[Dataset entries]
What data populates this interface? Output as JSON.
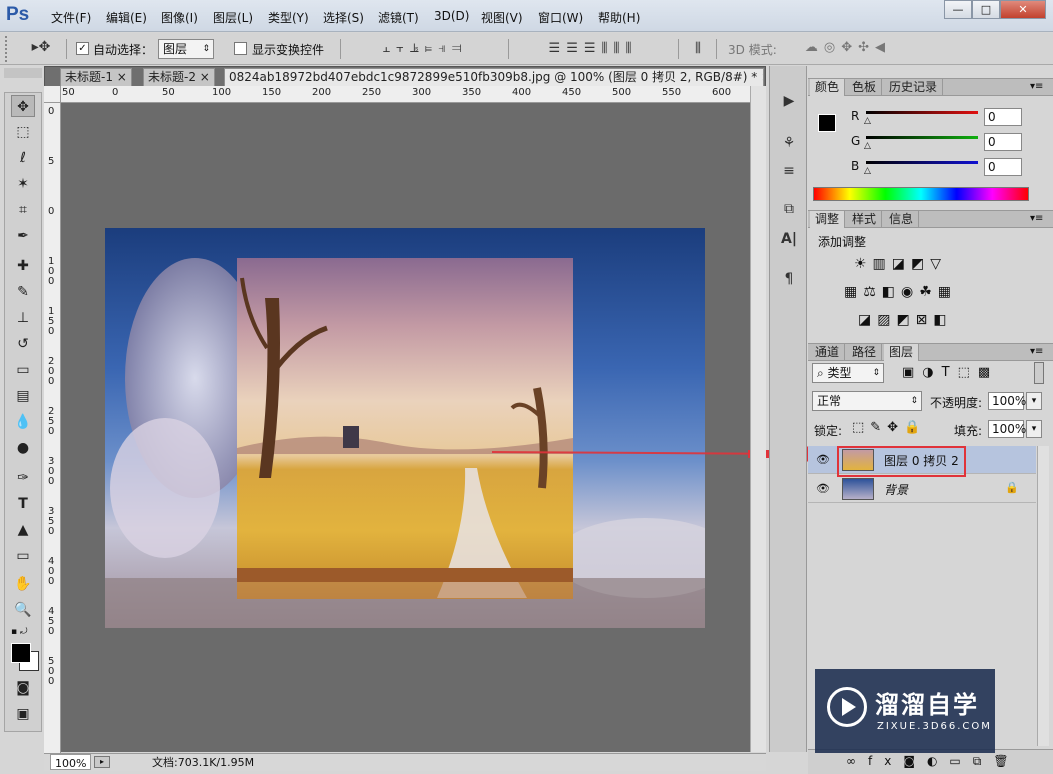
{
  "app": {
    "logo": "Ps"
  },
  "menu": [
    "文件(F)",
    "编辑(E)",
    "图像(I)",
    "图层(L)",
    "类型(Y)",
    "选择(S)",
    "滤镜(T)",
    "3D(D)",
    "视图(V)",
    "窗口(W)",
    "帮助(H)"
  ],
  "window_controls": {
    "minimize": "—",
    "maximize": "□",
    "close": "✕"
  },
  "options": {
    "auto_select_label": "自动选择：",
    "auto_select_value": "图层",
    "show_transform_label": "显示变换控件",
    "mode3d_label": "3D 模式:"
  },
  "tabs": [
    {
      "label": "未标题-1",
      "close": "×"
    },
    {
      "label": "未标题-2",
      "close": "×"
    },
    {
      "label": "0824ab18972bd407ebdc1c9872899e510fb309b8.jpg @ 100% (图层 0 拷贝 2, RGB/8#) *",
      "close": "×"
    }
  ],
  "ruler_h": [
    "50",
    "0",
    "50",
    "100",
    "150",
    "200",
    "250",
    "300",
    "350",
    "400",
    "450",
    "500",
    "550",
    "600"
  ],
  "ruler_v": [
    "0",
    "5",
    "0",
    "1 0 0",
    "1 5 0",
    "2 0 0",
    "2 5 0",
    "3 0 0",
    "3 5 0",
    "4 0 0",
    "4 5 0",
    "5 0 0"
  ],
  "status": {
    "zoom": "100%",
    "doc": "文档:703.1K/1.95M"
  },
  "color_panel": {
    "tabs": [
      "颜色",
      "色板",
      "历史记录"
    ],
    "channels": [
      {
        "label": "R",
        "value": "0",
        "color": "#e01010"
      },
      {
        "label": "G",
        "value": "0",
        "color": "#10b010"
      },
      {
        "label": "B",
        "value": "0",
        "color": "#1010d0"
      }
    ]
  },
  "adjust_panel": {
    "tabs": [
      "调整",
      "样式",
      "信息"
    ],
    "title": "添加调整"
  },
  "layers_panel": {
    "tabs": [
      "通道",
      "路径",
      "图层"
    ],
    "filter_label": "类型",
    "blend_mode": "正常",
    "opacity_label": "不透明度:",
    "opacity_value": "100%",
    "lock_label": "锁定:",
    "fill_label": "填充:",
    "fill_value": "100%",
    "layers": [
      {
        "name": "图层 0 拷贝 2",
        "selected": true
      },
      {
        "name": "背景",
        "selected": false
      }
    ]
  },
  "watermark": {
    "title": "溜溜自学",
    "url": "ZIXUE.3D66.COM"
  },
  "colors": {
    "highlight": "#e0333a",
    "selection": "#b6c4de"
  }
}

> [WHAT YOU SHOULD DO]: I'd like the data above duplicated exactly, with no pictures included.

> [FINISHED TASK]:
What data populates this interface? Output as JSON.
{
  "app": {
    "logo": "Ps"
  },
  "menu": [
    "文件(F)",
    "编辑(E)",
    "图像(I)",
    "图层(L)",
    "类型(Y)",
    "选择(S)",
    "滤镜(T)",
    "3D(D)",
    "视图(V)",
    "窗口(W)",
    "帮助(H)"
  ],
  "window_controls": {
    "minimize": "—",
    "maximize": "□",
    "close": "✕"
  },
  "options": {
    "auto_select_label": "自动选择：",
    "auto_select_value": "图层",
    "show_transform_label": "显示变换控件",
    "mode3d_label": "3D 模式:"
  },
  "tabs": [
    {
      "label": "未标题-1",
      "close": "×"
    },
    {
      "label": "未标题-2",
      "close": "×"
    },
    {
      "label": "0824ab18972bd407ebdc1c9872899e510fb309b8.jpg @ 100% (图层 0 拷贝 2, RGB/8#) *",
      "close": "×"
    }
  ],
  "ruler_h": [
    "50",
    "0",
    "50",
    "100",
    "150",
    "200",
    "250",
    "300",
    "350",
    "400",
    "450",
    "500",
    "550",
    "600"
  ],
  "ruler_v": [
    "0",
    "5",
    "0",
    "1 0 0",
    "1 5 0",
    "2 0 0",
    "2 5 0",
    "3 0 0",
    "3 5 0",
    "4 0 0",
    "4 5 0",
    "5 0 0"
  ],
  "status": {
    "zoom": "100%",
    "doc": "文档:703.1K/1.95M"
  },
  "color_panel": {
    "tabs": [
      "颜色",
      "色板",
      "历史记录"
    ],
    "channels": [
      {
        "label": "R",
        "value": "0",
        "color": "#e01010"
      },
      {
        "label": "G",
        "value": "0",
        "color": "#10b010"
      },
      {
        "label": "B",
        "value": "0",
        "color": "#1010d0"
      }
    ]
  },
  "adjust_panel": {
    "tabs": [
      "调整",
      "样式",
      "信息"
    ],
    "title": "添加调整"
  },
  "layers_panel": {
    "tabs": [
      "通道",
      "路径",
      "图层"
    ],
    "filter_label": "类型",
    "blend_mode": "正常",
    "opacity_label": "不透明度:",
    "opacity_value": "100%",
    "lock_label": "锁定:",
    "fill_label": "填充:",
    "fill_value": "100%",
    "layers": [
      {
        "name": "图层 0 拷贝 2",
        "selected": true
      },
      {
        "name": "背景",
        "selected": false
      }
    ]
  },
  "watermark": {
    "title": "溜溜自学",
    "url": "ZIXUE.3D66.COM"
  },
  "colors": {
    "highlight": "#e0333a",
    "selection": "#b6c4de"
  }
}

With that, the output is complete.